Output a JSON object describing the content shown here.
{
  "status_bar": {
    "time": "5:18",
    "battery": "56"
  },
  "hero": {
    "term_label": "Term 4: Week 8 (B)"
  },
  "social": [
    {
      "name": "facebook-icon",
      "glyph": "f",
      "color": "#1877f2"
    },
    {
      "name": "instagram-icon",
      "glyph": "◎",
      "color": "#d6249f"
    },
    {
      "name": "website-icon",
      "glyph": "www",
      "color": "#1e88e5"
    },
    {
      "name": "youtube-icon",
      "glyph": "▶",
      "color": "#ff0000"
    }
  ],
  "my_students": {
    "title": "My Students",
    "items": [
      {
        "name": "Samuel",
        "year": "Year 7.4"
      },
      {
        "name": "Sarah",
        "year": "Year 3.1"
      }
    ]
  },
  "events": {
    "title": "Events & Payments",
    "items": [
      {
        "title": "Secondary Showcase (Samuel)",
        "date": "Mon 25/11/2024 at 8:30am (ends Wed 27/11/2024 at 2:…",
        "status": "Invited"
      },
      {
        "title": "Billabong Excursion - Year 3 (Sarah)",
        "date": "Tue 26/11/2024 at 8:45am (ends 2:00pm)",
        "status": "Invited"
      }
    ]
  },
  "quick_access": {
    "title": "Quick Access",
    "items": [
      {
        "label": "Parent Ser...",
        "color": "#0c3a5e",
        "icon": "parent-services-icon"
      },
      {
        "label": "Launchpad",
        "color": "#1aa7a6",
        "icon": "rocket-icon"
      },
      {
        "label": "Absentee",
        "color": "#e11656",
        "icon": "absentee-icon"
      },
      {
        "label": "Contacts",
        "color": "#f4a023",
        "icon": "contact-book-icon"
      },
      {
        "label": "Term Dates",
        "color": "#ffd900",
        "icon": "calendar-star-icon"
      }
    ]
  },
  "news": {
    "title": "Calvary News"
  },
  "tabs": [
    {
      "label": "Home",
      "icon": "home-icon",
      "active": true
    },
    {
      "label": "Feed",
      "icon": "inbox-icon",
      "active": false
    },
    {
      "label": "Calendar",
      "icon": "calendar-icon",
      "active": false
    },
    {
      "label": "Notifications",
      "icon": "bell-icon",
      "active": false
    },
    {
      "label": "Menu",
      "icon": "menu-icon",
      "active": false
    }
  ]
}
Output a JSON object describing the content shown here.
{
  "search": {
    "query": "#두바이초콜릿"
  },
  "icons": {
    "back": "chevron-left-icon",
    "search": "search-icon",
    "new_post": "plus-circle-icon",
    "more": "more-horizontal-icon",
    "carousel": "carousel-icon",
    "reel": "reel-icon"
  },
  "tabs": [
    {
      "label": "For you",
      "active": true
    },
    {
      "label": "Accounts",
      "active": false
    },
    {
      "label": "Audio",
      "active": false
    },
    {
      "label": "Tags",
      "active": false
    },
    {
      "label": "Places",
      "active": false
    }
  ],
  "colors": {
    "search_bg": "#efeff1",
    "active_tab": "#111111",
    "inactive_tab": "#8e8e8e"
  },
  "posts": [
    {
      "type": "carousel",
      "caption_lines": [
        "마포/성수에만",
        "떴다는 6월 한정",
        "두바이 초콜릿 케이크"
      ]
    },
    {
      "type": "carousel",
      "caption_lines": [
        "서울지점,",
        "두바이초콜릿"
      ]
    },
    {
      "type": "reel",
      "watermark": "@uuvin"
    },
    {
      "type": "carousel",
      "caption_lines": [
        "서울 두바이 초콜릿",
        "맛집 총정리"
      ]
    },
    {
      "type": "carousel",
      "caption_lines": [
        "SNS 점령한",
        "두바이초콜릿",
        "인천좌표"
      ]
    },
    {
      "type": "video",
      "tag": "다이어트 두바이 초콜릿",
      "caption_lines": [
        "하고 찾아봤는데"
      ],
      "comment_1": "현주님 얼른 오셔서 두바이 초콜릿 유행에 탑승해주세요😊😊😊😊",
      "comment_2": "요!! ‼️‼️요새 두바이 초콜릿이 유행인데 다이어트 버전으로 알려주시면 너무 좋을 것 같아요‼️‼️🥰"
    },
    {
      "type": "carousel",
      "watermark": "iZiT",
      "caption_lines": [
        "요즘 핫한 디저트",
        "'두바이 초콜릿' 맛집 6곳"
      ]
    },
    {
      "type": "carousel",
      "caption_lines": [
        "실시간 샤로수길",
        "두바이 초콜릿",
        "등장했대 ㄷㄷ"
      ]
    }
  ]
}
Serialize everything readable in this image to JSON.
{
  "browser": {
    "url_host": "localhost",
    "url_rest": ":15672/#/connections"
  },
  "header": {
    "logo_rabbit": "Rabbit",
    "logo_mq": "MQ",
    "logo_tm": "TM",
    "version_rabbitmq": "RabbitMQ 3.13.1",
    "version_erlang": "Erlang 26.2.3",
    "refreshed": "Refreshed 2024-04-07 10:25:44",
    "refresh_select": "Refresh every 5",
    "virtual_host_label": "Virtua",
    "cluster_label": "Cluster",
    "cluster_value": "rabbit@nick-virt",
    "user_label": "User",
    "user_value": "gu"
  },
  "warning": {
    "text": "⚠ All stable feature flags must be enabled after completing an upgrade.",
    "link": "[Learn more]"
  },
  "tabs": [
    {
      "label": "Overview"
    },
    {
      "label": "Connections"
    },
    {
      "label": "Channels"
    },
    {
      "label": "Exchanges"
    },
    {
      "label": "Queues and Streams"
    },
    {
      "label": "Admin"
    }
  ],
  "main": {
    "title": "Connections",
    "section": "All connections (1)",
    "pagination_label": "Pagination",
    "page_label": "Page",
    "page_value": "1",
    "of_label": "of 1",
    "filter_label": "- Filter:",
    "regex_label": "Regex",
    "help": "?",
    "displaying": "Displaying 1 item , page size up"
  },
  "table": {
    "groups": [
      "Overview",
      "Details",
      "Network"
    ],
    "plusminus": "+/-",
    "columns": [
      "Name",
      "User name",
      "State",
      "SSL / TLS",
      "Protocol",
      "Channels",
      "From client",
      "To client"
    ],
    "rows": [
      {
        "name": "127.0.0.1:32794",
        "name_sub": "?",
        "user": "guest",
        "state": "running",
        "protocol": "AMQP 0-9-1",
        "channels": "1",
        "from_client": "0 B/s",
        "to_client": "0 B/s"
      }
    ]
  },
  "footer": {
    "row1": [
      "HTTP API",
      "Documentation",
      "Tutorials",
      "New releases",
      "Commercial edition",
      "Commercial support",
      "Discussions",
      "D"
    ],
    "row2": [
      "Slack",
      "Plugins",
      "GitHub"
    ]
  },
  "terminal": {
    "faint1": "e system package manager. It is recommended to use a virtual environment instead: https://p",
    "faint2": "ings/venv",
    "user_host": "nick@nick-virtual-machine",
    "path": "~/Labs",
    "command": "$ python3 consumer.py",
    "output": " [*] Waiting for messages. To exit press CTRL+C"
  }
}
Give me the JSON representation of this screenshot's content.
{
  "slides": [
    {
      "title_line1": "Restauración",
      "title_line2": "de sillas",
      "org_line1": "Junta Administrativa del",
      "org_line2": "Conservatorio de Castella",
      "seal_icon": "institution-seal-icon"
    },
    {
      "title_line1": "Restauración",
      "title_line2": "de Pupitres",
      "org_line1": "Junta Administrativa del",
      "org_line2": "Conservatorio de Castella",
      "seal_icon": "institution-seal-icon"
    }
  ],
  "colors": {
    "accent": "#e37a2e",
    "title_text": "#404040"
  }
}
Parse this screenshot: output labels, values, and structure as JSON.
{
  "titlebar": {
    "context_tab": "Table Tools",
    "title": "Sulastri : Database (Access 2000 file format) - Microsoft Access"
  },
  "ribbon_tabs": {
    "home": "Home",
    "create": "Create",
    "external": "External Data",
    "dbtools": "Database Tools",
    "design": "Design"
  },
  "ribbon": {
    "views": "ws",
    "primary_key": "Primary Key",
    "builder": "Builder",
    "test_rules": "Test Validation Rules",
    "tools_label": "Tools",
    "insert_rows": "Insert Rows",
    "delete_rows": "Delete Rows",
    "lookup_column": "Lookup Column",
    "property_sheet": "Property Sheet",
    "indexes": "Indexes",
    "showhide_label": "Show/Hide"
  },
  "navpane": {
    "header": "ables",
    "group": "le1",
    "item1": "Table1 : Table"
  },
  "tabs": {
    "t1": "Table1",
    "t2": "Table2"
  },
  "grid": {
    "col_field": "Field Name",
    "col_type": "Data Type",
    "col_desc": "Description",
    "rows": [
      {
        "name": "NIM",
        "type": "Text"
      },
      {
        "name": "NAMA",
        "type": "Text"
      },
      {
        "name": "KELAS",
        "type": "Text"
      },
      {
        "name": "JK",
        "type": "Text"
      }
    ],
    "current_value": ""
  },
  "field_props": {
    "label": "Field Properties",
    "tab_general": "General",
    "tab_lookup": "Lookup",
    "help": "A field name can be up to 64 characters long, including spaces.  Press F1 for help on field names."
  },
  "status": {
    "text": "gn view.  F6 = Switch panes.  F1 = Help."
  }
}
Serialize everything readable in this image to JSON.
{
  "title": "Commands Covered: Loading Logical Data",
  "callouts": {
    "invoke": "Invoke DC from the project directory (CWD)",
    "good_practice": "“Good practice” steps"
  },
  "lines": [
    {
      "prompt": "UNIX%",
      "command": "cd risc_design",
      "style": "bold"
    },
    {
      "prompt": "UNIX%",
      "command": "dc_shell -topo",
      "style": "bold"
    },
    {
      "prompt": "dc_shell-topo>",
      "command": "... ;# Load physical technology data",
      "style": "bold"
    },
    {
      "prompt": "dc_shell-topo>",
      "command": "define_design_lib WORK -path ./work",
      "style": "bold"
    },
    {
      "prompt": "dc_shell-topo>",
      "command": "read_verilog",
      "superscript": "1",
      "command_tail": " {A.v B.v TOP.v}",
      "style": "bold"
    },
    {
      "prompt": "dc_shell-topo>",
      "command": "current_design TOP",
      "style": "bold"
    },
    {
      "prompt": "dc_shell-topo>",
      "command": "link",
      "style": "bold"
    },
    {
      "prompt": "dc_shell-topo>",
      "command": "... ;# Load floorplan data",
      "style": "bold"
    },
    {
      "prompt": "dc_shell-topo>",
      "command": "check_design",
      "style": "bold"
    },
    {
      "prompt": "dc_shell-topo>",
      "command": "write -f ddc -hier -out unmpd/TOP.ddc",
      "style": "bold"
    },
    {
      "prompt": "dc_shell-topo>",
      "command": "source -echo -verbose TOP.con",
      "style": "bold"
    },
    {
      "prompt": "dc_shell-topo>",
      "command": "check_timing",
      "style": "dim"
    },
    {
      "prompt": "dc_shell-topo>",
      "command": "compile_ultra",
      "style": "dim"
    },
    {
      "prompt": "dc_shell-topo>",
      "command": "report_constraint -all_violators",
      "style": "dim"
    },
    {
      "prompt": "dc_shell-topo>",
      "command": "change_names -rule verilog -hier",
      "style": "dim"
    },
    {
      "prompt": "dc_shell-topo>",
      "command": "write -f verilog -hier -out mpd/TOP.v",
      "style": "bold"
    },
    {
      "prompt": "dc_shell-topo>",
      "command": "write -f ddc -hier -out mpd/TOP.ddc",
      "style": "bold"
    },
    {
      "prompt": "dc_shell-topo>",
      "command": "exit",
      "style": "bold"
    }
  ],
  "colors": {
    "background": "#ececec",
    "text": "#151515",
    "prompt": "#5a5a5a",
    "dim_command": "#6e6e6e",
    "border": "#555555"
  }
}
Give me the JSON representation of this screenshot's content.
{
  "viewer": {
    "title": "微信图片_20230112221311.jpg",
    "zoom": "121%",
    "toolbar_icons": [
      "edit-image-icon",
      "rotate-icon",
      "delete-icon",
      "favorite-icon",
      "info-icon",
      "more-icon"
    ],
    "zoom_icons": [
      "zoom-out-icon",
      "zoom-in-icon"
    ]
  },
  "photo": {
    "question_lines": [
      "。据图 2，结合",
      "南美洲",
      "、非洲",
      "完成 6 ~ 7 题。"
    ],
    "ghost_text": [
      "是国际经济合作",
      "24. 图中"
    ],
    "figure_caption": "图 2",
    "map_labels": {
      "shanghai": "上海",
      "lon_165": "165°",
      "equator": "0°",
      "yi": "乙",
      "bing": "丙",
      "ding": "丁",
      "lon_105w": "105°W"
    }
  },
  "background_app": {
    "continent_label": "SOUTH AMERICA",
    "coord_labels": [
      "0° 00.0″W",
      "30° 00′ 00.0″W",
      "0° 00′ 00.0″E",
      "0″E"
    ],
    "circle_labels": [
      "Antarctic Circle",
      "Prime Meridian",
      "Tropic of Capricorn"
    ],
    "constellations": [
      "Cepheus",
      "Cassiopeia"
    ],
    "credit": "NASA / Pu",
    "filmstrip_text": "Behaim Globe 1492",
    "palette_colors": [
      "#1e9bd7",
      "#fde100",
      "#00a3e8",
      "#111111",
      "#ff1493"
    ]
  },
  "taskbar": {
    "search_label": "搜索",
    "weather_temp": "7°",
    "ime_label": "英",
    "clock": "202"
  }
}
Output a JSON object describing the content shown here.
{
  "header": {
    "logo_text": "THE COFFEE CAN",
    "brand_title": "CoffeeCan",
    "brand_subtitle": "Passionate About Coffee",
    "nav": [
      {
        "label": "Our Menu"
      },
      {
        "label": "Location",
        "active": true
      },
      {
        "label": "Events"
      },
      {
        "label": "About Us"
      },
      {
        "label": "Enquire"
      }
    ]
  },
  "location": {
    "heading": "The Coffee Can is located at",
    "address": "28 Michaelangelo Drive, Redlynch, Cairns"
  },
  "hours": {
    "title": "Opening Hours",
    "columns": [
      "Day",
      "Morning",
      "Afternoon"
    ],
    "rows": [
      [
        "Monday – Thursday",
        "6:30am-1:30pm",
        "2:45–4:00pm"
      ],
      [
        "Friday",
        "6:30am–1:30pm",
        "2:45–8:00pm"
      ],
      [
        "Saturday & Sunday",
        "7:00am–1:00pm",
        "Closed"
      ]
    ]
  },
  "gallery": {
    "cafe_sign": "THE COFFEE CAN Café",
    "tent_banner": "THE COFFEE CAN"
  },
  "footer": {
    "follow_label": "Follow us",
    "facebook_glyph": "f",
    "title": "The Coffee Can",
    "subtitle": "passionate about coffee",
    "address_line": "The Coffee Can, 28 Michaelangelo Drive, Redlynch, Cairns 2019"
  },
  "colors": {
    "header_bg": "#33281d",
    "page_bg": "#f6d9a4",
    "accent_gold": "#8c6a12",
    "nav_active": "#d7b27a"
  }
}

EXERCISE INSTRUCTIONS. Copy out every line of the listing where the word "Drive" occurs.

RESPONSE TO THIS TASK.
    "address": "28 Michaelangelo Drive, Redlynch, Cairns"
    "address_line": "The Coffee Can, 28 Michaelangelo Drive, Redlynch, Cairns 2019"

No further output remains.